Here’s our list of new resources to find out more about the people, history and heritage from West Africa, the US and Britain:

Fiction: From Pasta to Pigfoot (England and Ghana), Ghana Must Go (United States, Britain, Ghana and Nigeria)

DVDs: Half of a Yellow Sun (Nigeria), Skin (South Africa)

Poetry: Citizen (United States), Evolution (England)

Non-fiction: Looking for Transwonderland (England and Nigeria), Black British Intellectuals.

Let us know what you think of our new books and DVDs.

This week we have had the opportunity to demonstrate the capabilities of ebooks to the classes. Here are a few notes to refresh your memory or if you missed the class.

You can access ebooks inside and outside the college through the VLE: learn.hillcroft.ac.uk. Log in then enrol on the LRC eresources page and go to the Eresources book. We have two ebook providers with different sets of ebooks: Dawsonera and ebrary. Follow the links on the page to their websites. You can do this on any electronic device with a internet browser (tablet, smartphone, Kindle Fire). If you are outside college then it will prompt you to log in via ‘Shibboleth’ and then find the college in the list and type in your Hillcroft email and password.

What can I do on Dawsonera?

Download in full (pdf) – most will allow you to do this for a loan period (1-7 days).

Copy or print text/pages – Be selective! You can print between 5-20% of an ebook or copy quotations to paste directly into your assignment.

Add notes to pages online – You can export notes and print them all out with the relevant page numbers automatically added.

What can I do on ebrary?

Download chapters or in full (pdf) for a loan period – with printing and copying enabled.

Copy or print text/pages (with citations).

Highlight, add notes and bookmark (together called ‘Annotations’) online. Saves them for you on ‘Bookshelf’ when you log back in to Ebrary.

Extra benefits!

You only need Adobe Reader (free) as an app to read the downloaded ebook offline. In college you can use Read&Write Gold for its text-to-speech feature. The free app version is called ‘Natural Reader‘ if you want to use the read aloud feature on your own phones and computers.

We will be putting together a detailed guide for you in the near future.

Also the good news is that we will be able to change it so that no purple padlocks will be seen on the Dawsonera site, so you will be able to access and browse our content better.

Keep an eagle eye out for more tips by subscribing to our blog.

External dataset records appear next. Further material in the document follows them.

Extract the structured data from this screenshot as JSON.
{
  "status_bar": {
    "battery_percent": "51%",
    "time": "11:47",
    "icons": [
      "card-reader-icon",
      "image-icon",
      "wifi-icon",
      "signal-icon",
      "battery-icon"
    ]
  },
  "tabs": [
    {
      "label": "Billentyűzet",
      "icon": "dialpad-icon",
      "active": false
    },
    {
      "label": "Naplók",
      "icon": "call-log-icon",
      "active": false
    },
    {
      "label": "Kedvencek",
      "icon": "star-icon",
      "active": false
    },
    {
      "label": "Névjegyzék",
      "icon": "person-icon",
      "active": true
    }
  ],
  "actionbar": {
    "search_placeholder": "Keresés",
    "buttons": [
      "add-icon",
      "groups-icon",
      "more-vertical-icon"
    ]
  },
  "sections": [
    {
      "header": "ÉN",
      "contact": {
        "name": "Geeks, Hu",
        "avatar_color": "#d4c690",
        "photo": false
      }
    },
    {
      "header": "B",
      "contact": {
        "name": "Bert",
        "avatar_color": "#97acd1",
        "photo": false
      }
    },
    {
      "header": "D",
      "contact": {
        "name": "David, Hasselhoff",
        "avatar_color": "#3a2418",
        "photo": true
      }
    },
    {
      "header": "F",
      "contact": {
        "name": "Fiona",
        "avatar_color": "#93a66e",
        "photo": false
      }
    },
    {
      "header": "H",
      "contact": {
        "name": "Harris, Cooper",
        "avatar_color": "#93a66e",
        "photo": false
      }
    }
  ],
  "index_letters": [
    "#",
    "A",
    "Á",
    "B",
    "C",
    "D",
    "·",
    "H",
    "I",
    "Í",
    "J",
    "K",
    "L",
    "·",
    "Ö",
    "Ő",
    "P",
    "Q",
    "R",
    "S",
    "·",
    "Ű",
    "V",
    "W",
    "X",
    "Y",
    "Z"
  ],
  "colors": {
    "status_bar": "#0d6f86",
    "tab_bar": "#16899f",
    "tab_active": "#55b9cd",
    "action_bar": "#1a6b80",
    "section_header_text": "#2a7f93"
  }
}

DBanned Books logoid you know that books can be requested to be taken off the open shelves of schools, bookshops and libraries? Books are banned for political and social reasons. Books can convey powerful messages and change people’s minds. In extreme cases, books can spread corrupt and poisonous ideas to vulnerable people who may carry out terrible actions in consequence. However, what makes an idea corrupt or poisonous is subjective. This week the world has been celebrating the freedom to read books no matter their subject. Here’s a list of frequently challenged books including:

The Kite Runner, by Khaled Hosseini challenged for “Offensive language, unsuited to age group, violence.”

Persepolis, by Marjane Satrap challenged for “gambling, offensive language, political viewpoint. Additional reasons: “politically, racially, and socially offensive,” “graphic depictions”

Both of these are critically acclaimed works and have demanding subjects which should be tackled with care and insight by the reader. Perhaps you would like to borrow and read these works from the LRC and write a balanced review for the catalogue to help others tackle them too. The key is to reflect and weigh up the arguments and ideas of authors for yourself – that’s what makes reading interesting!